Finnish Museum of Natural History

Latest news

Latest news from The Finnish museum of natural history

An endangered Vantaa resident: What on earth is the Hylochares cruentatus? foyer exhibition at the Natural History Museum


Do you know this endangered Vantaa resident? This year, the IHME Contemporary Art Festival is putting the spotlight on Vantaa’s most famous beetle: the Hylochares cruentatus. You can get to know the star of the Festival in the foyer of the Natural History Museum 15 May–10 June.

Great magma erup­tions had two sources


Research at Finnish Museum of Natural History may explain controversies related to great magma eruptions.

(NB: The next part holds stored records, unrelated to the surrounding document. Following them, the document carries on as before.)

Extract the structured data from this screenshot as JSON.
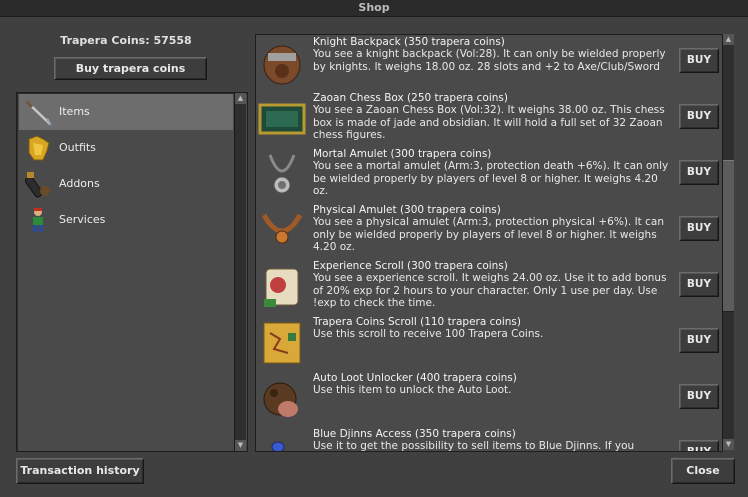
{
  "window": {
    "title": "Shop"
  },
  "balance": {
    "label": "Trapera Coins: 57558"
  },
  "buy_coins_label": "Buy trapera coins",
  "categories": [
    {
      "label": "Items",
      "icon": "spear-icon",
      "selected": true
    },
    {
      "label": "Outfits",
      "icon": "golden-armor-icon",
      "selected": false
    },
    {
      "label": "Addons",
      "icon": "cannon-icon",
      "selected": false
    },
    {
      "label": "Services",
      "icon": "character-icon",
      "selected": false
    }
  ],
  "items": [
    {
      "name": "Knight Backpack (350 trapera coins)",
      "desc": "You see a knight backpack (Vol:28). It can only be wielded properly by knights. It weighs 18.00 oz. 28 slots and +2 to Axe/Club/Sword",
      "icon": "backpack-icon",
      "buy": "BUY"
    },
    {
      "name": "Zaoan Chess Box (250 trapera coins)",
      "desc": "You see a Zaoan Chess Box (Vol:32). It weighs 38.00 oz. This chess box is made of jade and obsidian. It will hold a full set of 32 Zaoan chess figures.",
      "icon": "chess-box-icon",
      "buy": "BUY"
    },
    {
      "name": "Mortal Amulet (300 trapera coins)",
      "desc": "You see a mortal amulet (Arm:3, protection death +6%). It can only be wielded properly by players of level 8 or higher. It weighs 4.20 oz.",
      "icon": "amulet-icon",
      "buy": "BUY"
    },
    {
      "name": "Physical Amulet (300 trapera coins)",
      "desc": "You see a physical amulet (Arm:3, protection physical +6%). It can only be wielded properly by players of level 8 or higher. It weighs 4.20 oz.",
      "icon": "amulet-icon",
      "buy": "BUY"
    },
    {
      "name": "Experience Scroll (300 trapera coins)",
      "desc": "You see a experience scroll. It weighs 24.00 oz. Use it to add bonus of 20% exp for 2 hours to your character. Only 1 use per day. Use !exp to check the time.",
      "icon": "scroll-icon",
      "buy": "BUY"
    },
    {
      "name": "Trapera Coins Scroll (110 trapera coins)",
      "desc": "Use this scroll to receive 100 Trapera Coins.",
      "icon": "map-scroll-icon",
      "buy": "BUY"
    },
    {
      "name": "Auto Loot Unlocker (400 trapera coins)",
      "desc": "Use this item to unlock the Auto Loot.",
      "icon": "loot-bag-icon",
      "buy": "BUY"
    },
    {
      "name": "Blue Djinns Access (350 trapera coins)",
      "desc": "Use it to get the possibility to sell items to Blue Djinns. If you",
      "icon": "lamp-icon",
      "buy": "BUY"
    }
  ],
  "footer": {
    "transaction_label": "Transaction history",
    "close_label": "Close"
  }
}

Beetles in the Spotlight -photo exhibition 5.4.-31.5.


LUOMUS has more than 13 million specimens in its collections, which constitute the national collections in the natural sciences. This year is the 340th anniversary of the national collections.

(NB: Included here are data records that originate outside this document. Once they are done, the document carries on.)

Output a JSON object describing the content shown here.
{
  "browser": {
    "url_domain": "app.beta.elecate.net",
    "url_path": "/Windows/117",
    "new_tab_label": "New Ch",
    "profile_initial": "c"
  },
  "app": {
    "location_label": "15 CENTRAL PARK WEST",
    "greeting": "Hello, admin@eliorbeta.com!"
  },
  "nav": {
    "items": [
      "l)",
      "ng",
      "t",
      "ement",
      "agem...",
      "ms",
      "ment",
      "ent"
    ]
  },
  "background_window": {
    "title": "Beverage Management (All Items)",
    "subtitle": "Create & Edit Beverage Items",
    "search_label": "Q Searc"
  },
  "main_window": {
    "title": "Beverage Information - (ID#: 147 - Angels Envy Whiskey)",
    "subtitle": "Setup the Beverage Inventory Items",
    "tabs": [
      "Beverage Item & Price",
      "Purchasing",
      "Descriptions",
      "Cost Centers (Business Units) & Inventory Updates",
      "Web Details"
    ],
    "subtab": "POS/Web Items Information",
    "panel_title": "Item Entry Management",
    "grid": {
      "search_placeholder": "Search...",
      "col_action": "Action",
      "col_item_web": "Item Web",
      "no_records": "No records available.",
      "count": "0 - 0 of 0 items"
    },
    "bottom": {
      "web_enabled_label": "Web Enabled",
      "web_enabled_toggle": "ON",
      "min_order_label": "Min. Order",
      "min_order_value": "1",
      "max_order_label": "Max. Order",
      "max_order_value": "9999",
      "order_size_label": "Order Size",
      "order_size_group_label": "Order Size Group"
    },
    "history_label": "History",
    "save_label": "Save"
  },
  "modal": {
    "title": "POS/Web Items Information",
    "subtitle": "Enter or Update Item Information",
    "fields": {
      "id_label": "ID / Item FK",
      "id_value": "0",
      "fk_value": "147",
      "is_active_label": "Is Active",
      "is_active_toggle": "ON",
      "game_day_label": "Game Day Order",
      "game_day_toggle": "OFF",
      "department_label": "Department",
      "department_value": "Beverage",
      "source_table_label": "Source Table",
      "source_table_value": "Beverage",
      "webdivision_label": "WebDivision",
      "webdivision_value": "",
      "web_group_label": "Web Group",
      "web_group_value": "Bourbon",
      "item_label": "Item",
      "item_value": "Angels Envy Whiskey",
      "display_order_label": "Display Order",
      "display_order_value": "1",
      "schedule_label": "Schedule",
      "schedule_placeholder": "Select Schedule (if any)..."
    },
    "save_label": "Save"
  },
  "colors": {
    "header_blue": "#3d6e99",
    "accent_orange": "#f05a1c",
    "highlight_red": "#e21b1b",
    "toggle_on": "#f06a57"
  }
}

Mean­ing­ful con­ser­va­tion needs tax­onomy


Species are fundamental units of life and their reliable naming and definition are critical to the scientists and managers who study and conserve biodiversity. The global taxonomic community is concerned over a proposal suggesting non-scientific governance of taxonomic changes.

Fish the primary source of nutrition in medieval Northern Ostrobothnia, a recent study reveals


Researchers investigated the diet of people buried in the Ii Hamina cemetery from the 15th to the 17th centuries by analysing isotopes in the bones of the deceased. Isotopes preserve information on the various nutrient sources used by humans during their lifetime.

Public attractions of Luomus are closed on Wed 28.2.


In case of a strike at the University of Helsinki, the Natural History Museum and the glasshouses of Kaisaniemi Botanic Garden are closed on Wednesday 28.2.2018. We are sorry for the inconvenience.

Visitor record for Luomus in 2017


Last year, a total of 248,000 people of all ages visited the public attractions of the Finnish Museum of Natural History, i.e., the Natural History Museum and the two botanic gardens.

Trop­ics be­came the cen­ter of biod­iver­si­fic­a­tion 465 mil­lion years ago


The global Great Biodiversification Event took place mainly within the tropics as the seas cooled down after the hothouse of the Early Ordovician period.

We thank you for the past year and wish you...


We here at Luomus have enjoyed a busy, diverse, and successful year. We are most grateful to all our partners for fruitful collaboration and to all the more than 200,000 friends of nature who have visited the Natural History Museum and our Botanic Gardens during the year.

The like­li­hood for mixed breed­ing between two song­bird spe­cies lessens with warmer springs


Global climate warming is considered a major threat to many living organisms but not all consequences of warming need to be harmful to species.